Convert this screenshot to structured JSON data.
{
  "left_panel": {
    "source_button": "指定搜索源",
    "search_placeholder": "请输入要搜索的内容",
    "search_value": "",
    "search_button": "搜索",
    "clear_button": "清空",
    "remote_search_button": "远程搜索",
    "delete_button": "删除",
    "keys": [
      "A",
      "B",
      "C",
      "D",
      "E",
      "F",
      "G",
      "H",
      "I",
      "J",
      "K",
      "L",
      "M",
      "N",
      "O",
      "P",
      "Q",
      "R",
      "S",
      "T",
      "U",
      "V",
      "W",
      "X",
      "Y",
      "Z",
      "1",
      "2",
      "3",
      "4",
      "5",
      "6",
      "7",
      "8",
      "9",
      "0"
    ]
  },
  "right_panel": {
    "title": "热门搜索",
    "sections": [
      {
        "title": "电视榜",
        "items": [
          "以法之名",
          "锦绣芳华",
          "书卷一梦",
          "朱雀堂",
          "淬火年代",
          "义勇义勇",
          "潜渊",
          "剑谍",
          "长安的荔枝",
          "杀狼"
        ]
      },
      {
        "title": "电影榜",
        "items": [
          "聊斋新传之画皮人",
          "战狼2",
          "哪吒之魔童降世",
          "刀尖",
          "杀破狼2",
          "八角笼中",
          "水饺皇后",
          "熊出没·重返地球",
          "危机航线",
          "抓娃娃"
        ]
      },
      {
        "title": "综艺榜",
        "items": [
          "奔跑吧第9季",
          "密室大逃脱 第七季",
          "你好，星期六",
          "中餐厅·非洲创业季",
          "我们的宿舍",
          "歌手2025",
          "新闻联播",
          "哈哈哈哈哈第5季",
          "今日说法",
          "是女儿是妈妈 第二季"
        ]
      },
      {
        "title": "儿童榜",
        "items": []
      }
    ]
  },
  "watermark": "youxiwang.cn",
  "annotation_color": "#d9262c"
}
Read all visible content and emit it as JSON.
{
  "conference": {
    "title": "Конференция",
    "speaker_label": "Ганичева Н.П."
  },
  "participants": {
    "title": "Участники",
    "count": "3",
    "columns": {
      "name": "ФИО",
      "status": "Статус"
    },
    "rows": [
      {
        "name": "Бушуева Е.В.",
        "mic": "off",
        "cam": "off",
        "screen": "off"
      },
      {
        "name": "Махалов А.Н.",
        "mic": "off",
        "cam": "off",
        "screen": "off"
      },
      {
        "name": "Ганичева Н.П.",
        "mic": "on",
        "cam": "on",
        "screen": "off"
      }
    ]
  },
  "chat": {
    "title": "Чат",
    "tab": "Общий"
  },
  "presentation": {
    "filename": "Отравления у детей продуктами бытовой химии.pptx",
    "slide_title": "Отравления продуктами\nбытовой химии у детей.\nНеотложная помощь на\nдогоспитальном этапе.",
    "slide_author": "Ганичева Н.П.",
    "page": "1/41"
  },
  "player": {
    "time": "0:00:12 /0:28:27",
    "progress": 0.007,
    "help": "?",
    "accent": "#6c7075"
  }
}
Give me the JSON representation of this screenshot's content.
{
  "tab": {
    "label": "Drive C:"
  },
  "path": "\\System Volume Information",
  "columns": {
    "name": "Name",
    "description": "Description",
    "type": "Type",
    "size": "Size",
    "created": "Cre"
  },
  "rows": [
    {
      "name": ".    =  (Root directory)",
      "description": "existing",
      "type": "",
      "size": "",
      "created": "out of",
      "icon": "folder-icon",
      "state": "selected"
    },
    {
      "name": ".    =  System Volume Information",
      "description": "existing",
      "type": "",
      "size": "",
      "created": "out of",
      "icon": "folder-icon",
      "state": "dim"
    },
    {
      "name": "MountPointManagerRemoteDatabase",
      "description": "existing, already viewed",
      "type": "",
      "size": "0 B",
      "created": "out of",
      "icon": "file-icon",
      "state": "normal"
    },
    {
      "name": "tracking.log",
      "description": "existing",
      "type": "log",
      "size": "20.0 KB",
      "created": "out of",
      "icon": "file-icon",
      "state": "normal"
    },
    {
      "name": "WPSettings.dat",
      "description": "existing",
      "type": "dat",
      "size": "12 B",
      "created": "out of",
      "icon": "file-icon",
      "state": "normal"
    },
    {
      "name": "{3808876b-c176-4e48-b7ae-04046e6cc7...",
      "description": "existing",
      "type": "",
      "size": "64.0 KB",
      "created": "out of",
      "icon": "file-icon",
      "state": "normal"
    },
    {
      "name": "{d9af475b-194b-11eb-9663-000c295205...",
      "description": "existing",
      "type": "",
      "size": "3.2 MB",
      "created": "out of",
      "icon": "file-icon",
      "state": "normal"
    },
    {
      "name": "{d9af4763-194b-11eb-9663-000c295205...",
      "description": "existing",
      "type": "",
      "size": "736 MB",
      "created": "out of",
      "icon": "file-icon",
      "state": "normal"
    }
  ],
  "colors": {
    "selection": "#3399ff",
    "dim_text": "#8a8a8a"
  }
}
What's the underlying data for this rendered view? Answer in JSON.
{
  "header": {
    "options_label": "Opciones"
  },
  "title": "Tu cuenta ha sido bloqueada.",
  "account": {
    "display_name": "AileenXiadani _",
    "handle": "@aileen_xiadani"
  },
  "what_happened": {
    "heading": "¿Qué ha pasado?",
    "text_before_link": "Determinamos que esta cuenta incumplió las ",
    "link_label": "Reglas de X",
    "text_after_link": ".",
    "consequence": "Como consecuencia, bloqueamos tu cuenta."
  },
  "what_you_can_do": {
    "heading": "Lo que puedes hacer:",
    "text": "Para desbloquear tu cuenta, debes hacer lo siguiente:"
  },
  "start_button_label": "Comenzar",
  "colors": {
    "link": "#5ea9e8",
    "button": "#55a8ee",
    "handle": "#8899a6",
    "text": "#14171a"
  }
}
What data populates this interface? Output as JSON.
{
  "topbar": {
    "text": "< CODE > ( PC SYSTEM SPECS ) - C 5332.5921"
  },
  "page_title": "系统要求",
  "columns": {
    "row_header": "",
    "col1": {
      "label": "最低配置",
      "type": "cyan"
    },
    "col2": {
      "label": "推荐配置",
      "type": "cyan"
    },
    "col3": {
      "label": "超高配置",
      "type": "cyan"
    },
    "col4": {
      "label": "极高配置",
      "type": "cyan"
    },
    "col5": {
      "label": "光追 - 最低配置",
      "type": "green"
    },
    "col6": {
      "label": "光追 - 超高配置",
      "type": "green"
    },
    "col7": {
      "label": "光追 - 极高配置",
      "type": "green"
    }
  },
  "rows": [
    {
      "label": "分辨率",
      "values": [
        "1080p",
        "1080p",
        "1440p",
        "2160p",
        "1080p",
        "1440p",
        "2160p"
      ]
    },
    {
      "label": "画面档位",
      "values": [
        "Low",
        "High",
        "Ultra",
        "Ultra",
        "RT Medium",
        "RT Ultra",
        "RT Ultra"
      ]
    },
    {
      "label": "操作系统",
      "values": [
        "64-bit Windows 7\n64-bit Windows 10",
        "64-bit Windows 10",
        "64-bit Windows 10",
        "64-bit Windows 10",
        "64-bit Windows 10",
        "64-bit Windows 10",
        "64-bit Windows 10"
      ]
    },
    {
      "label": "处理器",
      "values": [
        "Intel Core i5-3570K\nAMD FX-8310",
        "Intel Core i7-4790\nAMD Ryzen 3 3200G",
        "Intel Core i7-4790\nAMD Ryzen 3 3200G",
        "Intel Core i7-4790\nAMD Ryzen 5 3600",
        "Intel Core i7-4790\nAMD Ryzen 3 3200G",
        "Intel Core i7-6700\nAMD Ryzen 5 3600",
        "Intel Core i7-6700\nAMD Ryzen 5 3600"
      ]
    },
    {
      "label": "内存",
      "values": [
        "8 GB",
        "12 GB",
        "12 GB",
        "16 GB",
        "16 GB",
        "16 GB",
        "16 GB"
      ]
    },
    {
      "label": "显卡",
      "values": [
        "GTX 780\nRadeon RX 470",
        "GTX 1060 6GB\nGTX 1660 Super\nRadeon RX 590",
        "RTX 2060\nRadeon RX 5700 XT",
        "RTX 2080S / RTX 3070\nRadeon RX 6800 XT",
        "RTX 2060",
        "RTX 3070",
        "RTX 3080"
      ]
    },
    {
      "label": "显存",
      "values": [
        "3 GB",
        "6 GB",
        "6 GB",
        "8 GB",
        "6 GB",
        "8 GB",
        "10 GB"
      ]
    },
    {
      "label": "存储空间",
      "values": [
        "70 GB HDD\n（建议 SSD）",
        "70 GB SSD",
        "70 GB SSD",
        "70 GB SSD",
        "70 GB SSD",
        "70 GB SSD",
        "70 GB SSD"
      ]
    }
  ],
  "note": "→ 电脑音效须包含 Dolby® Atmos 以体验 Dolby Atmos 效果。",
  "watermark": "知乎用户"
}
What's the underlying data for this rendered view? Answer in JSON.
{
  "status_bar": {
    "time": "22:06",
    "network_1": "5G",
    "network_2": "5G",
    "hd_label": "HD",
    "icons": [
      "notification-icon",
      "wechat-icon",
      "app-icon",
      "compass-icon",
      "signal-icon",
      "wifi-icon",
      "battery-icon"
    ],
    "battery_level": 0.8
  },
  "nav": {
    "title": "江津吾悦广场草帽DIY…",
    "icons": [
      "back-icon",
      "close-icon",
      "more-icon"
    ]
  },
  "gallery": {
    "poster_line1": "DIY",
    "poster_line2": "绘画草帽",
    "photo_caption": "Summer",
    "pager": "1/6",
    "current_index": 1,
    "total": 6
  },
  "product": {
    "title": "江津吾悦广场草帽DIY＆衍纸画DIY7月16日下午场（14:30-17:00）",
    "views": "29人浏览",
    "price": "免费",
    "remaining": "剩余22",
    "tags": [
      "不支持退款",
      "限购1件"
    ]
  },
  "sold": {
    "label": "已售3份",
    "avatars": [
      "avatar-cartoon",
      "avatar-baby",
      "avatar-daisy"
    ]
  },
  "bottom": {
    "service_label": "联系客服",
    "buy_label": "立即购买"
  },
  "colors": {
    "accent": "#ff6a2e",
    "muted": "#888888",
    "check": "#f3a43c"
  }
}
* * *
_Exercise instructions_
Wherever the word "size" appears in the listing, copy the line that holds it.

_Response for this exercise_
    "size": "Size",
      "size": "",
      "size": "",
      "size": "0 B",
      "size": "20.0 KB",
      "size": "12 B",
      "size": "64.0 KB",
      "size": "3.2 MB",
      "size": "736 MB",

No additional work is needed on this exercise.